• [PROBLEM REQUIREMENTS] Gather all lines in the entries that include the word "expanded".

• [EXTRACTED RECORDS]
- - - - -
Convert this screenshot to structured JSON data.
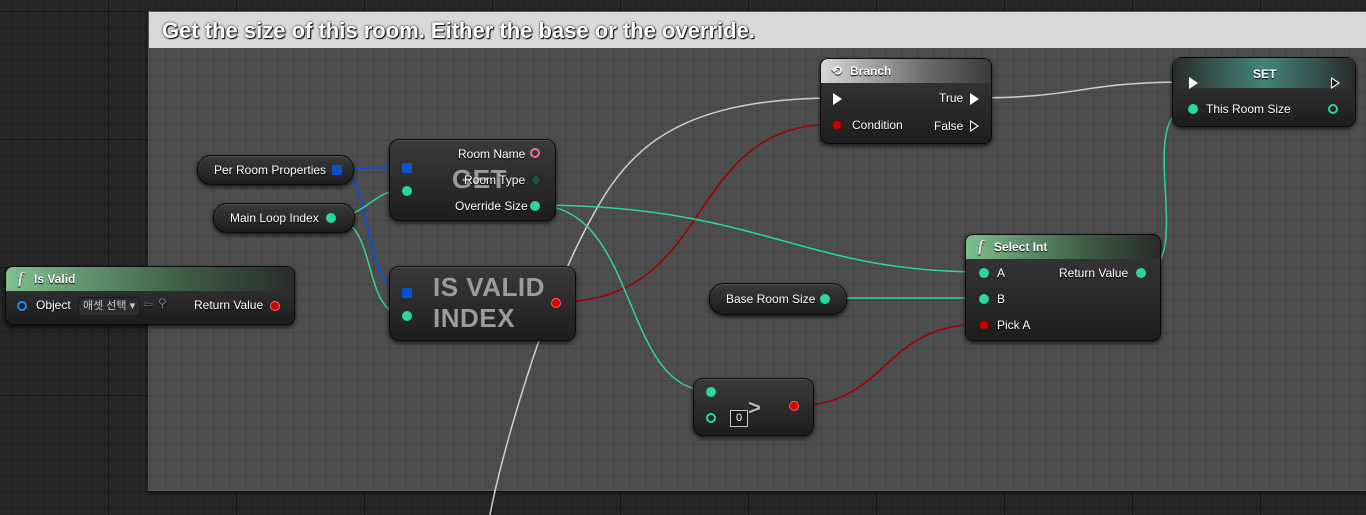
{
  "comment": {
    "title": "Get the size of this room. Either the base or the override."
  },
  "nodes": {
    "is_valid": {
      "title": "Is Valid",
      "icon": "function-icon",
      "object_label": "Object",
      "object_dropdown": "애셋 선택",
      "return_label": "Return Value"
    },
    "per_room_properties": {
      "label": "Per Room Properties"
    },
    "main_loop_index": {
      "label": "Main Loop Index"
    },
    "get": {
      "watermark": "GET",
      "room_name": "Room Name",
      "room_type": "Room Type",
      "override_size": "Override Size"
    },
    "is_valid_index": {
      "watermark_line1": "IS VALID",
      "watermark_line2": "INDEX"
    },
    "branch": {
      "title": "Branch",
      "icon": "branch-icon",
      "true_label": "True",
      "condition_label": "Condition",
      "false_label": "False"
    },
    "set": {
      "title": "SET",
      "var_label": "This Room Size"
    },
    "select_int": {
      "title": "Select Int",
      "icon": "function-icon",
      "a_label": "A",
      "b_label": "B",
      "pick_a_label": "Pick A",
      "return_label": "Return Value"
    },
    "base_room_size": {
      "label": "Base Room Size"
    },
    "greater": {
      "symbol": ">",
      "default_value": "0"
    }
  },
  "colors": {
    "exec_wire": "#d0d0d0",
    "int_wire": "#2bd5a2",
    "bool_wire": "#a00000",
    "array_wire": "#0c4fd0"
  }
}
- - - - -
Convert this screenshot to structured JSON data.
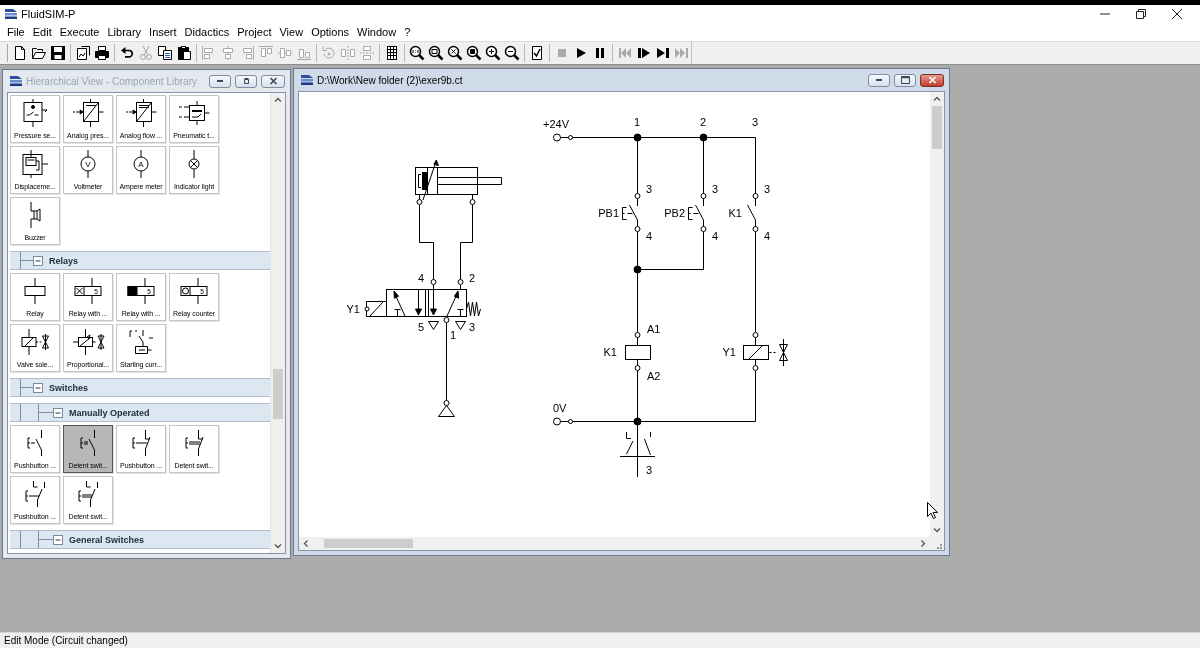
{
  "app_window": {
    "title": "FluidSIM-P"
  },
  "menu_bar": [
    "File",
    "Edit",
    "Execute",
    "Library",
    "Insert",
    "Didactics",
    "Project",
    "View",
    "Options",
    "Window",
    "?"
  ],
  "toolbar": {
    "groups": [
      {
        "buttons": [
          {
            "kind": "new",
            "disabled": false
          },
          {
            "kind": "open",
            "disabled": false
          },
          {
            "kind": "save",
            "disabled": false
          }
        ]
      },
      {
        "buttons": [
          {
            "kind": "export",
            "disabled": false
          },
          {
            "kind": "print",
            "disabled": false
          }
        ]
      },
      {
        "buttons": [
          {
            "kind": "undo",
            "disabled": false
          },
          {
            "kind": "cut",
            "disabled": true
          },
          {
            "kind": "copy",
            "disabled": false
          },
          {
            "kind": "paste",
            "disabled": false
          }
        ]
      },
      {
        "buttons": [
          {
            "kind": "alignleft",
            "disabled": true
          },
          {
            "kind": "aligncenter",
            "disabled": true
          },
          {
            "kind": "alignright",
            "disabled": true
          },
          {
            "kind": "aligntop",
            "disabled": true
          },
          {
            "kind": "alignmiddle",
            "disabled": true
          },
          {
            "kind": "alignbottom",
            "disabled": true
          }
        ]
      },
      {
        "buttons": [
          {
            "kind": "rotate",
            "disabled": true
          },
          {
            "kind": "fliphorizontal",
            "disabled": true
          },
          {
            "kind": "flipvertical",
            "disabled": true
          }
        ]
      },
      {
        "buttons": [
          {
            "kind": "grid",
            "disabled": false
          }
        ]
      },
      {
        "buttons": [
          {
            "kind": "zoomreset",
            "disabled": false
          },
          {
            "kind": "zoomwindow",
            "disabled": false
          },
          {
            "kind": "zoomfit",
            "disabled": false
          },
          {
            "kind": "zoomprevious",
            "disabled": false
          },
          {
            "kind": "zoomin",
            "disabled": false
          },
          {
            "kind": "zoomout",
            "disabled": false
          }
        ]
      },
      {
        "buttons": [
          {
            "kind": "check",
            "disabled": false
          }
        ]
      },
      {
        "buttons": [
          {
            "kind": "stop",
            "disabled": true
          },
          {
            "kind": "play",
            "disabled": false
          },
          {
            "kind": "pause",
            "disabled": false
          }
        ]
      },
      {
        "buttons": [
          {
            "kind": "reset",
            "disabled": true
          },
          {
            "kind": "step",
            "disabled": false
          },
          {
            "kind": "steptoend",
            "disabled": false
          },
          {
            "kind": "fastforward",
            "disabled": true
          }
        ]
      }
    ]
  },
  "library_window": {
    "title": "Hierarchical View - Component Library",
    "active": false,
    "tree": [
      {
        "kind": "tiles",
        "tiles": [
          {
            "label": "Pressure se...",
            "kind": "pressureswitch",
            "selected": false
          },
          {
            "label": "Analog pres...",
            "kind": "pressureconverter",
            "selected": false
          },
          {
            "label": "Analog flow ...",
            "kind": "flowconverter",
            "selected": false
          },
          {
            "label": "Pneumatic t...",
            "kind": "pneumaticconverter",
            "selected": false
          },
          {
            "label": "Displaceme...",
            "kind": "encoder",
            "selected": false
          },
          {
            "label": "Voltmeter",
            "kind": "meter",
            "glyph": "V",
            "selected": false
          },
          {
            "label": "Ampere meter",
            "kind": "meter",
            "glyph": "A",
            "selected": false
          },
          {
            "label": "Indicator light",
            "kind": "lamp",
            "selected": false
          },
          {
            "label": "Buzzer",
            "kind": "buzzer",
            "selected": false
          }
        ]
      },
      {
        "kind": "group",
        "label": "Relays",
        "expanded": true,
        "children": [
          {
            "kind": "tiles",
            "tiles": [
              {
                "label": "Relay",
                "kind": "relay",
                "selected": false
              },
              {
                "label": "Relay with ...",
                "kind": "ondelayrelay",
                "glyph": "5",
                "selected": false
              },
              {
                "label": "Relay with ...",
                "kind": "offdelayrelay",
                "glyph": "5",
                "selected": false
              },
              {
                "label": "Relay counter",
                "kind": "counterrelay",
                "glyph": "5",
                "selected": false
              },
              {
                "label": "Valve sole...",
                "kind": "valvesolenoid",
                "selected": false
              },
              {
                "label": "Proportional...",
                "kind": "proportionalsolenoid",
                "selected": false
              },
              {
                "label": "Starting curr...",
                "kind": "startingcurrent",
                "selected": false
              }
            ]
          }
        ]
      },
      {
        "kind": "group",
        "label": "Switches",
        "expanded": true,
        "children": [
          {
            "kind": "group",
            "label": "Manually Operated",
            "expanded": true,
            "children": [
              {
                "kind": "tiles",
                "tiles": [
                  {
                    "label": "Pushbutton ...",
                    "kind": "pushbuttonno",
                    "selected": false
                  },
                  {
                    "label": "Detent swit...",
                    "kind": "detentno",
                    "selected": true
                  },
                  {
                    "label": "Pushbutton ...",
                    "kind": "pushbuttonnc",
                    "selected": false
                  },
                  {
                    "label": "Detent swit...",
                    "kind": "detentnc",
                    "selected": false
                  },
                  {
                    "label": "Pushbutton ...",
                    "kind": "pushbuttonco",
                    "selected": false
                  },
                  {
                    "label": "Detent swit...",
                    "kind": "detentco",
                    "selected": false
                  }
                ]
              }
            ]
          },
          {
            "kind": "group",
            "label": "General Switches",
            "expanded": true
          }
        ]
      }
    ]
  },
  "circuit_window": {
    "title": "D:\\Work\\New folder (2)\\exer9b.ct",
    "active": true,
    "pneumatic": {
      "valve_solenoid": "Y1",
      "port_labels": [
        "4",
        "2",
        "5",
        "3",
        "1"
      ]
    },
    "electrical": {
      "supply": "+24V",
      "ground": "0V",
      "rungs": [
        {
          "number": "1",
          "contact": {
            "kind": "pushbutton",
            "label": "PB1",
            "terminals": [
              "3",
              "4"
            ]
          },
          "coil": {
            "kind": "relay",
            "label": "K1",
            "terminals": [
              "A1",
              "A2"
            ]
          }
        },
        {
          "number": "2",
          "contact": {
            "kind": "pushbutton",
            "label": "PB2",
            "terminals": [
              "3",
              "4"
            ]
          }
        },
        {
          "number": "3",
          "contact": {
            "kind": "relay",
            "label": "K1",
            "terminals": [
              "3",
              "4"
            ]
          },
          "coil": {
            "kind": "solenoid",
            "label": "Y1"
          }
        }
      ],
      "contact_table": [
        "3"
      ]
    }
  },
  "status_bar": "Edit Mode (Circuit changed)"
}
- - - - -
• [WRITTEN ANSWER]
        "expanded": true,
        "expanded": true,
            "expanded": true,
            "expanded": true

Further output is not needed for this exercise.